### Given entries

- - - - - - -

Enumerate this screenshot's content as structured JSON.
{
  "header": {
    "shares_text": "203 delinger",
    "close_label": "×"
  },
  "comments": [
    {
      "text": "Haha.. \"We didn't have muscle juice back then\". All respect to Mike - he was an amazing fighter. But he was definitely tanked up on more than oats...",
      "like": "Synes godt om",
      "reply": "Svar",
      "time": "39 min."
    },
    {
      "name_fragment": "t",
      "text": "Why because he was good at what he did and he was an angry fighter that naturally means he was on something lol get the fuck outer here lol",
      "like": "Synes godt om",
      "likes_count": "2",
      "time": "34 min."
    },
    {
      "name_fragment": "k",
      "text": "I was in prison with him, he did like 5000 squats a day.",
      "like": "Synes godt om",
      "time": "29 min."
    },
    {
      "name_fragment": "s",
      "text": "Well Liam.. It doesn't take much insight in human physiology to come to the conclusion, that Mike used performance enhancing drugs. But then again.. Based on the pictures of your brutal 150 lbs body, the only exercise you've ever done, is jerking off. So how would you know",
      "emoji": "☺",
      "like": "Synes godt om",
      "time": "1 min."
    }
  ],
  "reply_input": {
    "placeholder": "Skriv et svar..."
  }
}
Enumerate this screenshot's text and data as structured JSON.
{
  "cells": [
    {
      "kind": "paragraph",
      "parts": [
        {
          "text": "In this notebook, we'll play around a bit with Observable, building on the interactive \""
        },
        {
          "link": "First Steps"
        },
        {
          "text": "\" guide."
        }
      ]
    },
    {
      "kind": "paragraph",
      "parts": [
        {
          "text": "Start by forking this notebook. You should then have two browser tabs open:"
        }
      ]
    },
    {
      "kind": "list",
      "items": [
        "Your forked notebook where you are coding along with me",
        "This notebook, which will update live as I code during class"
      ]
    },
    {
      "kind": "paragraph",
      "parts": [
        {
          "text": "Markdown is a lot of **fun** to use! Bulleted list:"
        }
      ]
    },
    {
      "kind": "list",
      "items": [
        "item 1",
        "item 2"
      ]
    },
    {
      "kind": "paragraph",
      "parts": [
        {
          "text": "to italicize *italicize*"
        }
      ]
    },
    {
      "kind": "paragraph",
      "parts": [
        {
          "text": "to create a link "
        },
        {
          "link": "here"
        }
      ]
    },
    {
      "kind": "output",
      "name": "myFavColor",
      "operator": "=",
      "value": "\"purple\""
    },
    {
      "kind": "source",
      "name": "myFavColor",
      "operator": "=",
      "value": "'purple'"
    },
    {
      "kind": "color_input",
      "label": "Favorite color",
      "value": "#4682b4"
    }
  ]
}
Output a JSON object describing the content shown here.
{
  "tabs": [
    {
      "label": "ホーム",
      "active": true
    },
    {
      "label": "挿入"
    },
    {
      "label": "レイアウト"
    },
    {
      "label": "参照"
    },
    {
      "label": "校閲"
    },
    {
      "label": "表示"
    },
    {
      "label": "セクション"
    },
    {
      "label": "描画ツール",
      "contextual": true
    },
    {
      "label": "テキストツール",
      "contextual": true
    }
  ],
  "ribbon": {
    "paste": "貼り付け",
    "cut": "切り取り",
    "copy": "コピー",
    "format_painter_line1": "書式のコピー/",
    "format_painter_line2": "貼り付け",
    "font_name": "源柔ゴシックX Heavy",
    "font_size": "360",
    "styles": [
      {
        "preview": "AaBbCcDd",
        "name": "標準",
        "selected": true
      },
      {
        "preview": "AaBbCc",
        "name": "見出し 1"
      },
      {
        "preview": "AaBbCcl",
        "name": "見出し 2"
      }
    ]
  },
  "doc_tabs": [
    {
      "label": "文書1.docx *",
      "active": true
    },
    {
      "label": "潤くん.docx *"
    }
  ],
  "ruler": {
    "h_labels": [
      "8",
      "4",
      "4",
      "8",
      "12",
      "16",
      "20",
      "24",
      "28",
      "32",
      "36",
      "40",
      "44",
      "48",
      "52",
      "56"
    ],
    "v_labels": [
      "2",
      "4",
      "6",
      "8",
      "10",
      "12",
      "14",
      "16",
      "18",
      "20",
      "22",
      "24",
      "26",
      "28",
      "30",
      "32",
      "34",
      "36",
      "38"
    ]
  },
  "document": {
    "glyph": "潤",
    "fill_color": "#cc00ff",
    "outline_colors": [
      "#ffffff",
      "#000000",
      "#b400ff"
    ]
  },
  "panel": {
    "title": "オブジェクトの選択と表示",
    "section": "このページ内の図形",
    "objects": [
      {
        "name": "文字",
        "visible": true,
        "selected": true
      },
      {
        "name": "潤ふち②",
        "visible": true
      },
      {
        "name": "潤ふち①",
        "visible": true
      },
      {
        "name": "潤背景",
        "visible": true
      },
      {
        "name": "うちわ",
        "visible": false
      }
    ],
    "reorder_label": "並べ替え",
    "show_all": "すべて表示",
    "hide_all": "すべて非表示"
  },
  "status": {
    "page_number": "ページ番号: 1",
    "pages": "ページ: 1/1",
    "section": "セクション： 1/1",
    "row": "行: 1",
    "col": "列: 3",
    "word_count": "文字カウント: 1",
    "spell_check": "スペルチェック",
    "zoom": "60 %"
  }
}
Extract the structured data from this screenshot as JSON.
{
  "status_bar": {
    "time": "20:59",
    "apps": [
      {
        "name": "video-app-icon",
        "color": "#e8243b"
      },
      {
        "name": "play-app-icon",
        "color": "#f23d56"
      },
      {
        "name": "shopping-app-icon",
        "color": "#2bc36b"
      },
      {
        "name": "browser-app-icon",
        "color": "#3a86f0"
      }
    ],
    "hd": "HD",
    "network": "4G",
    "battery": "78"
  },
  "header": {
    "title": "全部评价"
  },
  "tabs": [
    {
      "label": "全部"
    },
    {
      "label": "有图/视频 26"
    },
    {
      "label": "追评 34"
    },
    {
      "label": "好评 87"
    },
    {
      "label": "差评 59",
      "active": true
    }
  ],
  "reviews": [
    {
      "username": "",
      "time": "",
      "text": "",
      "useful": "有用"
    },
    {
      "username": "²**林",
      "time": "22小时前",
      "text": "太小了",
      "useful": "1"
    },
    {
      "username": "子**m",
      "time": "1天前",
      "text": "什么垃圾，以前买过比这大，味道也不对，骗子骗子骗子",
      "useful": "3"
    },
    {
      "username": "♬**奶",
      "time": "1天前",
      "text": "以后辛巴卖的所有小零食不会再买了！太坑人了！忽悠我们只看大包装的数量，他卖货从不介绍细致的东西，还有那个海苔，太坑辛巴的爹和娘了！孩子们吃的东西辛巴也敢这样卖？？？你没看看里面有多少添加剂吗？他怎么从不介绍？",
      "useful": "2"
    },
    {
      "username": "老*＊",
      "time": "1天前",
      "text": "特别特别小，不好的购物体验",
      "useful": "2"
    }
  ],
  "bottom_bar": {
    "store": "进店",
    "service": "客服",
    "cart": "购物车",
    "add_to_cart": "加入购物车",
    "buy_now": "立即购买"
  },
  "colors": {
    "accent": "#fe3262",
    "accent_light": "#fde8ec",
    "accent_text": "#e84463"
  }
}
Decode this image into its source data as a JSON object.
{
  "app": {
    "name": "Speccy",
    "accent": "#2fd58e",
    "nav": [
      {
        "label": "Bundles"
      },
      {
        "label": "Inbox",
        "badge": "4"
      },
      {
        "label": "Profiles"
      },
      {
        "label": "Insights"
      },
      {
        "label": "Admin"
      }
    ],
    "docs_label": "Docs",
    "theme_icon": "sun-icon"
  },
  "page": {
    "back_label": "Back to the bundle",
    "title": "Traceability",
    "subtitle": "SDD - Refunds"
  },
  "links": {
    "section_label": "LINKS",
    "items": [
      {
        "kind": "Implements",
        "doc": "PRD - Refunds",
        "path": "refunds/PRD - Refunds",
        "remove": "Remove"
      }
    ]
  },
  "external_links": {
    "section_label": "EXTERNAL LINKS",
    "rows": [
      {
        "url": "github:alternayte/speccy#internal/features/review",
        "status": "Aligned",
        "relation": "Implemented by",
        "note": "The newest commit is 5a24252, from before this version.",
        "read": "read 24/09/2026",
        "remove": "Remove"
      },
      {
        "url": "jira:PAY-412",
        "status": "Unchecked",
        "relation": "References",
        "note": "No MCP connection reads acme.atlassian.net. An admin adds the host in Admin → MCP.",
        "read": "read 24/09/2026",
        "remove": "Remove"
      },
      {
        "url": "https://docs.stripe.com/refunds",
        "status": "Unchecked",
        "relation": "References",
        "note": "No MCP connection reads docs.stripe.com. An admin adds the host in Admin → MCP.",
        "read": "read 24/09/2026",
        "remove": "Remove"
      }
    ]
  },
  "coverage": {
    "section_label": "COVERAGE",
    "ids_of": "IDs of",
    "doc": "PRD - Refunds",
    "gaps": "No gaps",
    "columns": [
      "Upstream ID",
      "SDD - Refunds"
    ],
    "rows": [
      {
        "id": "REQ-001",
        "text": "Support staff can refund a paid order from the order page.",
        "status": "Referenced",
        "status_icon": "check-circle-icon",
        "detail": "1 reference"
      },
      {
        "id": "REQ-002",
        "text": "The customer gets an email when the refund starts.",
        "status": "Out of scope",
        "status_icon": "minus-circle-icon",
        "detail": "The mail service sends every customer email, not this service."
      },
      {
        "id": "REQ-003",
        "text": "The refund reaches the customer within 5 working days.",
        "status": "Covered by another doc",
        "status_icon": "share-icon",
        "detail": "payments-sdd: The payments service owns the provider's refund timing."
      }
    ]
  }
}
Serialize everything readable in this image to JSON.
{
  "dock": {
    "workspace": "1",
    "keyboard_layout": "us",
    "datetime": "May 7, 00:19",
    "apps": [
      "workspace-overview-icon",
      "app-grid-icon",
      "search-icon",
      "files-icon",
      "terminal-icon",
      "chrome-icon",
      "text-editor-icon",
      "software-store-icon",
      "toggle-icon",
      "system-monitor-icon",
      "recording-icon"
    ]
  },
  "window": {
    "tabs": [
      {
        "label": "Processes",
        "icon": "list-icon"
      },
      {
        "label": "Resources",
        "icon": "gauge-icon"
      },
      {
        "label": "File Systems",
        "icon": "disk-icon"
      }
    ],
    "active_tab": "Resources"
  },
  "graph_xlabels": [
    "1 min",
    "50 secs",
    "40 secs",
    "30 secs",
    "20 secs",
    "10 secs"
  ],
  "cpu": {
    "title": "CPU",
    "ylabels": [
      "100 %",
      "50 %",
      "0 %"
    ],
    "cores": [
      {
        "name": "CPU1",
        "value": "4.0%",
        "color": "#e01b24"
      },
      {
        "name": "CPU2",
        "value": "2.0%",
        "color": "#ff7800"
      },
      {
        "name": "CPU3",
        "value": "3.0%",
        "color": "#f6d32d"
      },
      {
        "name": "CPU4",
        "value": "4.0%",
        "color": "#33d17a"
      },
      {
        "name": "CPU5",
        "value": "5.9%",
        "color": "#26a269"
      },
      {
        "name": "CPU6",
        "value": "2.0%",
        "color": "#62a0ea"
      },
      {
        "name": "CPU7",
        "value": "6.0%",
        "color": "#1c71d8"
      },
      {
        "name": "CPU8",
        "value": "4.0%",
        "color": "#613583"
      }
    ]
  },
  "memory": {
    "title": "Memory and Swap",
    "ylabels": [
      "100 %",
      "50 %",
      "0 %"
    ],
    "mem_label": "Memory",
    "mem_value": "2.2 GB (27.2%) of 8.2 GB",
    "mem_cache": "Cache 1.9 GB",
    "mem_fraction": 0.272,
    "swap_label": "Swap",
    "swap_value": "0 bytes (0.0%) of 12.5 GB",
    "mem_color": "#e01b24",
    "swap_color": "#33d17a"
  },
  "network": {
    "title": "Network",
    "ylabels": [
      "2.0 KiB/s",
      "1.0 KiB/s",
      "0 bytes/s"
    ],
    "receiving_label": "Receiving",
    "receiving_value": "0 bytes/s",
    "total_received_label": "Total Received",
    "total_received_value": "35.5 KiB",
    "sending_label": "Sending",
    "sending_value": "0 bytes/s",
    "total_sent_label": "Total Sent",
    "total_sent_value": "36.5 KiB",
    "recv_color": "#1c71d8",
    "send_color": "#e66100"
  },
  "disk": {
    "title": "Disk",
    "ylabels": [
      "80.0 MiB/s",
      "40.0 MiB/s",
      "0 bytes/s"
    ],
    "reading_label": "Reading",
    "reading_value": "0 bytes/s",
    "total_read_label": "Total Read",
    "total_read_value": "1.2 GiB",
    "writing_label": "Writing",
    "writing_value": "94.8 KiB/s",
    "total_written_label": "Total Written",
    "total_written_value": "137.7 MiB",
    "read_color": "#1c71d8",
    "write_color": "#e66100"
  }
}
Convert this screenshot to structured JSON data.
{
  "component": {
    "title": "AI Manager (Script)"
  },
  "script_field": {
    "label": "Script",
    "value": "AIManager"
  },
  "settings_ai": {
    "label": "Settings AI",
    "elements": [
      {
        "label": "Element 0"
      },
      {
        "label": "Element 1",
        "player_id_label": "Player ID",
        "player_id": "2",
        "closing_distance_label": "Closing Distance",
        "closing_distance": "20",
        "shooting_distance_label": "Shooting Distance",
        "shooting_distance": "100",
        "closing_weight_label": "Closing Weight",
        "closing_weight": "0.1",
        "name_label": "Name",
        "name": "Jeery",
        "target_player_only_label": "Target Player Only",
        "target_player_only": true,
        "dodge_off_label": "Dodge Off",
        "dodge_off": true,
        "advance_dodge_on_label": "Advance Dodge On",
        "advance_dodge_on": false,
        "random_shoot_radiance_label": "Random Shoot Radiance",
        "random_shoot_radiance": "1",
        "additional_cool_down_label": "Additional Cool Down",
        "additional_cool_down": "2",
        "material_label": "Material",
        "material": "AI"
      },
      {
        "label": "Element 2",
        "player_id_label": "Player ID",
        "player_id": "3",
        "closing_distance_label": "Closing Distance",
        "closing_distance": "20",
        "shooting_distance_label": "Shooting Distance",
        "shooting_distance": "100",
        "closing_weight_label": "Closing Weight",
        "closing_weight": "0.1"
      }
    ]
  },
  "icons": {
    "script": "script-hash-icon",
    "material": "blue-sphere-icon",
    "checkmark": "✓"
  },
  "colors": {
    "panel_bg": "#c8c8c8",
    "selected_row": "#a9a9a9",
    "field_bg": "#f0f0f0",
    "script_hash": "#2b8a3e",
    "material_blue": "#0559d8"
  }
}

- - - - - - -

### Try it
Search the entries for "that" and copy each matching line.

### Answer to this task
      "text": "Why because he was good at what he did and he was an angry fighter that naturally means he was on something lol get the fuck outer here lol",
      "text": "Well Liam.. It doesn't take much insight in human physiology to come to the conclusion, that Mike used performance enhancing drugs. But then again.. Based on the pictures of your brutal 150 lbs body, the only exercise you've ever done, is jerking off. So how would you know",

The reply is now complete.